- Requirement
Since only the total is wanted, give the number of lines in the listing below that hold the string "confirm" and add nothing.

***

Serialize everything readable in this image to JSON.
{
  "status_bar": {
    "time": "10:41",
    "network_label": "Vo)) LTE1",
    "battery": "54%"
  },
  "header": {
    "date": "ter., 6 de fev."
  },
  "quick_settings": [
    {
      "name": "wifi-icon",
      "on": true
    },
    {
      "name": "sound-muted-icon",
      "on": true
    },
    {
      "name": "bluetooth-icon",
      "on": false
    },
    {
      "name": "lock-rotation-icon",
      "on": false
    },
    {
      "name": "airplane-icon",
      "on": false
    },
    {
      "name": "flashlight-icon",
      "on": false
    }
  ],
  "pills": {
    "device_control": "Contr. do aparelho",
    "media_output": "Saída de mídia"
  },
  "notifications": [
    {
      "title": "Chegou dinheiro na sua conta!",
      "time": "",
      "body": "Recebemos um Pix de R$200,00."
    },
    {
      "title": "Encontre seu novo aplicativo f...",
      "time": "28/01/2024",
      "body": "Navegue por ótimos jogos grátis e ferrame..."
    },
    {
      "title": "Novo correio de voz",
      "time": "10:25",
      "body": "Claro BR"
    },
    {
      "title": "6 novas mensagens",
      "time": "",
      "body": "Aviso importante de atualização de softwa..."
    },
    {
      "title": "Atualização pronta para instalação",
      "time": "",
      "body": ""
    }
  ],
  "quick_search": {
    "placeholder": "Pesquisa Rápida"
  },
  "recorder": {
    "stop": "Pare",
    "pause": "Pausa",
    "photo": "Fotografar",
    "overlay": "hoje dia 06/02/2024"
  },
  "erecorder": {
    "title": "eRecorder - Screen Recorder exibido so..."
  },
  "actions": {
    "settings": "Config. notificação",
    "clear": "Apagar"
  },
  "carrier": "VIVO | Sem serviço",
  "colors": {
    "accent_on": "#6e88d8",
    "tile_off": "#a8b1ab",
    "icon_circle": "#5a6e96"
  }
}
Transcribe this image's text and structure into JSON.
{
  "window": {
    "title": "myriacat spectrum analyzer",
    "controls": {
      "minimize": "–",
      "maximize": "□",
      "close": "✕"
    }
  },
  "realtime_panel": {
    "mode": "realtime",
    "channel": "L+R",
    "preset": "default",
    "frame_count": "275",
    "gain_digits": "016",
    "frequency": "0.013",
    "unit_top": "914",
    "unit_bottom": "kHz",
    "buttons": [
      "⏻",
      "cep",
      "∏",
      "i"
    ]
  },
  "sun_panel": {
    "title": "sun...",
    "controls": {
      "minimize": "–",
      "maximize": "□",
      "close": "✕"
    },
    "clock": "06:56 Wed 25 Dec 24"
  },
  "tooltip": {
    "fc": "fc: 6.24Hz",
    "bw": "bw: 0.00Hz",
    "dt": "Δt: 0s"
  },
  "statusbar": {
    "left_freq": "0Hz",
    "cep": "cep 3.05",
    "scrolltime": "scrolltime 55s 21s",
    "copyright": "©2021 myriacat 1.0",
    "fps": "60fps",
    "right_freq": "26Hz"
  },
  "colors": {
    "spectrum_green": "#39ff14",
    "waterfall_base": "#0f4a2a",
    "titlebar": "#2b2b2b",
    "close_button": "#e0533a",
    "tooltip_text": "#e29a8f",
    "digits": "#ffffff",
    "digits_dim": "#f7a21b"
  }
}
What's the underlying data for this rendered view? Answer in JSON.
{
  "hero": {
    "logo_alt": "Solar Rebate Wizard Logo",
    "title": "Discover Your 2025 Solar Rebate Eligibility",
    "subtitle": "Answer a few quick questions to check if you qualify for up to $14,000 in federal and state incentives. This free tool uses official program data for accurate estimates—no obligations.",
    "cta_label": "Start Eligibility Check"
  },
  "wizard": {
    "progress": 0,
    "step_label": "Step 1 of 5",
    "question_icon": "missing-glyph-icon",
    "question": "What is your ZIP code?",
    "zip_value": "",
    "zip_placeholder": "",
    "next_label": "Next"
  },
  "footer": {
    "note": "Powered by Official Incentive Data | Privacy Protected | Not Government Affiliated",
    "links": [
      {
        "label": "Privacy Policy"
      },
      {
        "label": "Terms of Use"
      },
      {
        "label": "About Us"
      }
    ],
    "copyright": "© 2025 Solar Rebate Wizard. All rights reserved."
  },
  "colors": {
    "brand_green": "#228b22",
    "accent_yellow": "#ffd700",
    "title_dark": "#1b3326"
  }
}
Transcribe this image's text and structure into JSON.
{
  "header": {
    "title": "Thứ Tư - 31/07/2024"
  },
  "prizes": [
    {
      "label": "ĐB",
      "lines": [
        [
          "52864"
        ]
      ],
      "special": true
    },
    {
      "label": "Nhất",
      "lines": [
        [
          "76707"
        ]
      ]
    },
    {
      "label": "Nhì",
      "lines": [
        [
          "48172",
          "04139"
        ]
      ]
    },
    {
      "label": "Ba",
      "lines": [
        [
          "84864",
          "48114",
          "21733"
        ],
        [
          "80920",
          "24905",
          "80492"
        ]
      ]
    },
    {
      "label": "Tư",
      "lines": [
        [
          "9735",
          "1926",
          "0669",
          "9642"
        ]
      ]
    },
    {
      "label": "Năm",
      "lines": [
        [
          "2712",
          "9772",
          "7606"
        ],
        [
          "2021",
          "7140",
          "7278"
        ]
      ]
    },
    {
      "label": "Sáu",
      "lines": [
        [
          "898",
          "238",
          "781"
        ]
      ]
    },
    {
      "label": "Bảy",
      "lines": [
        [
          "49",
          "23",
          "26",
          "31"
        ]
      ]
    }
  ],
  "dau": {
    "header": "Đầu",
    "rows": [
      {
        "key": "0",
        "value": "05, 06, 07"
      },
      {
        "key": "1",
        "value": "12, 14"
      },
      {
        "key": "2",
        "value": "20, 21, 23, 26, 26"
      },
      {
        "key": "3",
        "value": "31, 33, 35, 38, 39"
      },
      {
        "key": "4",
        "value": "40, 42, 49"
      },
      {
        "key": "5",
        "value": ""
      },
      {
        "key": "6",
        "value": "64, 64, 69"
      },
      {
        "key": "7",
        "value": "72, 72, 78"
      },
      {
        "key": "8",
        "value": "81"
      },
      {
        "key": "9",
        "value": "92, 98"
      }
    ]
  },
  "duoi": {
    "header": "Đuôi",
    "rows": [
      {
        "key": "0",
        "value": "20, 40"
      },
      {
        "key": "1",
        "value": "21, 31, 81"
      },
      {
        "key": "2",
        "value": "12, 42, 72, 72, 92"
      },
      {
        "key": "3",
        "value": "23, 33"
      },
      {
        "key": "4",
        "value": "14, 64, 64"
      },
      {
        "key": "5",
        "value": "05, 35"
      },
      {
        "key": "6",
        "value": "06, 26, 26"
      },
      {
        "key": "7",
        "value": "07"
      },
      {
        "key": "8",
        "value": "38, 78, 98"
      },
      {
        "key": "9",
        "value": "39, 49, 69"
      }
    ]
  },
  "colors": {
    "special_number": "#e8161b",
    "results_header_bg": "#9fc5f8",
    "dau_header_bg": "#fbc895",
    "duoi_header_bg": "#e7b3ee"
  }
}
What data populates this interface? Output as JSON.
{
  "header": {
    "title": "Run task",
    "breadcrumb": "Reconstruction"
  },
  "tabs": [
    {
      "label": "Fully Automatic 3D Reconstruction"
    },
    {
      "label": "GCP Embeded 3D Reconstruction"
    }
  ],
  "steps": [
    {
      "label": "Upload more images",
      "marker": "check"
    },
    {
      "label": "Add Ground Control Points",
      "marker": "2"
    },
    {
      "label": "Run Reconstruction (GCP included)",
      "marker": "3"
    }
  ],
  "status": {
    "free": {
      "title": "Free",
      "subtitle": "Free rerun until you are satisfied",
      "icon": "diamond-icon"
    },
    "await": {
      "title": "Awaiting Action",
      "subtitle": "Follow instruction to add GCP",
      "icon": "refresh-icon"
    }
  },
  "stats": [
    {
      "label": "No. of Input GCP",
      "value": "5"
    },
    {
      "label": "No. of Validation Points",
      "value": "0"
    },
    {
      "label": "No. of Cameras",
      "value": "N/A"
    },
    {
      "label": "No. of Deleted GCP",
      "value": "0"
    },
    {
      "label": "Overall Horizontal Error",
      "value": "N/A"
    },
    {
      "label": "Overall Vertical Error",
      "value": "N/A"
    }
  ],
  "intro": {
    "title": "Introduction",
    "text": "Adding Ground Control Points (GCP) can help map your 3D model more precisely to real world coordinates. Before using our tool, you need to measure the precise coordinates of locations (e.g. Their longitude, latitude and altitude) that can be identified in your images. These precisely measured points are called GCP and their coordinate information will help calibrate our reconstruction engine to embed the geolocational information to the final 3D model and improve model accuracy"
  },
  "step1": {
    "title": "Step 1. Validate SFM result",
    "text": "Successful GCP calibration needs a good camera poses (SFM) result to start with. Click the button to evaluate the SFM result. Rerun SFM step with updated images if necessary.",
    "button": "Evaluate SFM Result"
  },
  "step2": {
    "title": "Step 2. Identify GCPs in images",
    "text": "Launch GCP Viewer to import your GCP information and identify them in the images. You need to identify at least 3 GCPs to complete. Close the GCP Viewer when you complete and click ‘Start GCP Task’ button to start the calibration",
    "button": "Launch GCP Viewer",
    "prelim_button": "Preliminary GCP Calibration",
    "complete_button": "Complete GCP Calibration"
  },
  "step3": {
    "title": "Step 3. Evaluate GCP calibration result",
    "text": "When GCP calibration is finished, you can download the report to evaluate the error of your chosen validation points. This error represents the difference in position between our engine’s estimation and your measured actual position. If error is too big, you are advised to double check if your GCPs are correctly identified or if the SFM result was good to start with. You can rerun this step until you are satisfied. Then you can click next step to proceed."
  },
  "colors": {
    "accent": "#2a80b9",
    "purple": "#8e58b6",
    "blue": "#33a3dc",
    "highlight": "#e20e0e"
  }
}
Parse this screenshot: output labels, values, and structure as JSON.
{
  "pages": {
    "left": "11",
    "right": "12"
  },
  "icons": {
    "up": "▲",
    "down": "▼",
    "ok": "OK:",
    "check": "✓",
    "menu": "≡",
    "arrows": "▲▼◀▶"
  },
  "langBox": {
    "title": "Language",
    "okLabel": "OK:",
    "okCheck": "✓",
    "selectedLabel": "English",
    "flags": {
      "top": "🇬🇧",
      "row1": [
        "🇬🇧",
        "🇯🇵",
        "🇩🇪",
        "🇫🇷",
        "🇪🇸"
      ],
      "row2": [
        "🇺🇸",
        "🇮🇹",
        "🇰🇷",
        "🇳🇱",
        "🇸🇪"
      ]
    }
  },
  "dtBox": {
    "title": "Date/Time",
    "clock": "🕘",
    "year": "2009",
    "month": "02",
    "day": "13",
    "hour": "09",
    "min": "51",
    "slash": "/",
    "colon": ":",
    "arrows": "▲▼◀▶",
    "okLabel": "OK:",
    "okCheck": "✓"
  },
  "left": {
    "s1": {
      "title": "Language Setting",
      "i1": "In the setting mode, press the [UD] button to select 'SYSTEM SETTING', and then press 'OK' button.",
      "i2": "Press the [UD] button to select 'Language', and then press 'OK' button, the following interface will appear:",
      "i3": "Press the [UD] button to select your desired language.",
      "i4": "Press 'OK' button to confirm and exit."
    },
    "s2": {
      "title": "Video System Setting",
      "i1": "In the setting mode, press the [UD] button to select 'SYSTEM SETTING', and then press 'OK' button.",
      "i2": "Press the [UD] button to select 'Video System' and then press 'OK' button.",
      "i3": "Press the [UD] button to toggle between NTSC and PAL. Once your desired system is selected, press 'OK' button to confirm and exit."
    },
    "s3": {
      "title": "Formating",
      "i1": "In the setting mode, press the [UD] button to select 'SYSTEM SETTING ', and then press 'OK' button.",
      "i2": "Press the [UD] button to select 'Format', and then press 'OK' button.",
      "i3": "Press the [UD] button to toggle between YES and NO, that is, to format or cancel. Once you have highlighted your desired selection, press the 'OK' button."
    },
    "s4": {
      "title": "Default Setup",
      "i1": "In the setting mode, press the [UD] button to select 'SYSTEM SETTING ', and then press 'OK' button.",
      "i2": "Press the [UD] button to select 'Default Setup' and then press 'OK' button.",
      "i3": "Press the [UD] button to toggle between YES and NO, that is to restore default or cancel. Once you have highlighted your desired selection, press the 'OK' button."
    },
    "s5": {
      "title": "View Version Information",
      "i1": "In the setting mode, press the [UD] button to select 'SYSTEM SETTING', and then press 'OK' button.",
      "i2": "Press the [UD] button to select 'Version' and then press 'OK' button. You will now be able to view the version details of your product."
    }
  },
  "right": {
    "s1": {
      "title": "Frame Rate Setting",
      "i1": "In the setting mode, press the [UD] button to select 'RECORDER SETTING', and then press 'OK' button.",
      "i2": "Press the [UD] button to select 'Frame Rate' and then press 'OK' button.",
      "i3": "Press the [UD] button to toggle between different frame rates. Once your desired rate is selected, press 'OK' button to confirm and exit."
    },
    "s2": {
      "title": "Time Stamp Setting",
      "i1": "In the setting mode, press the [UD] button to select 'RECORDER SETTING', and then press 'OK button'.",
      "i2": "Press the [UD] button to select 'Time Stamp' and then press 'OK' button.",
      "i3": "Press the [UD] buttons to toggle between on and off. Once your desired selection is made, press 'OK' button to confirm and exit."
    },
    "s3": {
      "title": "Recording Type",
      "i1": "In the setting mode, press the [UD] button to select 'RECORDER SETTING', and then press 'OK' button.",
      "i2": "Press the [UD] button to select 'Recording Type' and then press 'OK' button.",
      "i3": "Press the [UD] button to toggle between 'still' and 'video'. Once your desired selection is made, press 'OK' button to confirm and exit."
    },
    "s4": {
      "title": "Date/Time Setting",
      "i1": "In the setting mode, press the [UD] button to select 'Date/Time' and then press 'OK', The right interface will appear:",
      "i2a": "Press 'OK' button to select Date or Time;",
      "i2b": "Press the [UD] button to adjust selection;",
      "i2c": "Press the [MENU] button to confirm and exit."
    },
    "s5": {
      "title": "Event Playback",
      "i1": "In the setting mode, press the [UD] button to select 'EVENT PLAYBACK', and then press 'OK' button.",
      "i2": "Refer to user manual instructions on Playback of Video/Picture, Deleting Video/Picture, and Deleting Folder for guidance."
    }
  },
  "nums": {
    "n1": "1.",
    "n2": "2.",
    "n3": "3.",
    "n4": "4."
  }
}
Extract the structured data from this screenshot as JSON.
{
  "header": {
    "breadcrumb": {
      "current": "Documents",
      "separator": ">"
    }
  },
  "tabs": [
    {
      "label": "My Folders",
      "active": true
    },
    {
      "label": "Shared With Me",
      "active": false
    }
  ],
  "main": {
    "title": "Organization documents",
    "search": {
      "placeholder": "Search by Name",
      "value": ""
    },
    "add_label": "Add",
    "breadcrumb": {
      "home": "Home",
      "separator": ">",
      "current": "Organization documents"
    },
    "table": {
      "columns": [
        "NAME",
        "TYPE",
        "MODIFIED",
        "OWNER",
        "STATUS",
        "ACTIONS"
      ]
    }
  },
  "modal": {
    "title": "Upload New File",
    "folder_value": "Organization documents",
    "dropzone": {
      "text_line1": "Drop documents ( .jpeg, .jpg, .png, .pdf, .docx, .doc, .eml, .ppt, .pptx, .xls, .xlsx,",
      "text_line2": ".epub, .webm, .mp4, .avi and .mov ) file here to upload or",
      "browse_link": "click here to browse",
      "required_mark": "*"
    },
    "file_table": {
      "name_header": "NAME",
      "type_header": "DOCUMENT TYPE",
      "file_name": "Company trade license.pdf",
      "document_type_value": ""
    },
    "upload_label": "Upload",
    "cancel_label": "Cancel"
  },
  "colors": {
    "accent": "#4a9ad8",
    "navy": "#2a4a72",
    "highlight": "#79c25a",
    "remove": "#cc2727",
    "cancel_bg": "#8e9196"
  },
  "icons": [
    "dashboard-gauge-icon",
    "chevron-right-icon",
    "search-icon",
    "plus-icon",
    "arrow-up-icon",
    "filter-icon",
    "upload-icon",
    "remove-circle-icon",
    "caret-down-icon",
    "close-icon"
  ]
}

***

- Written response
6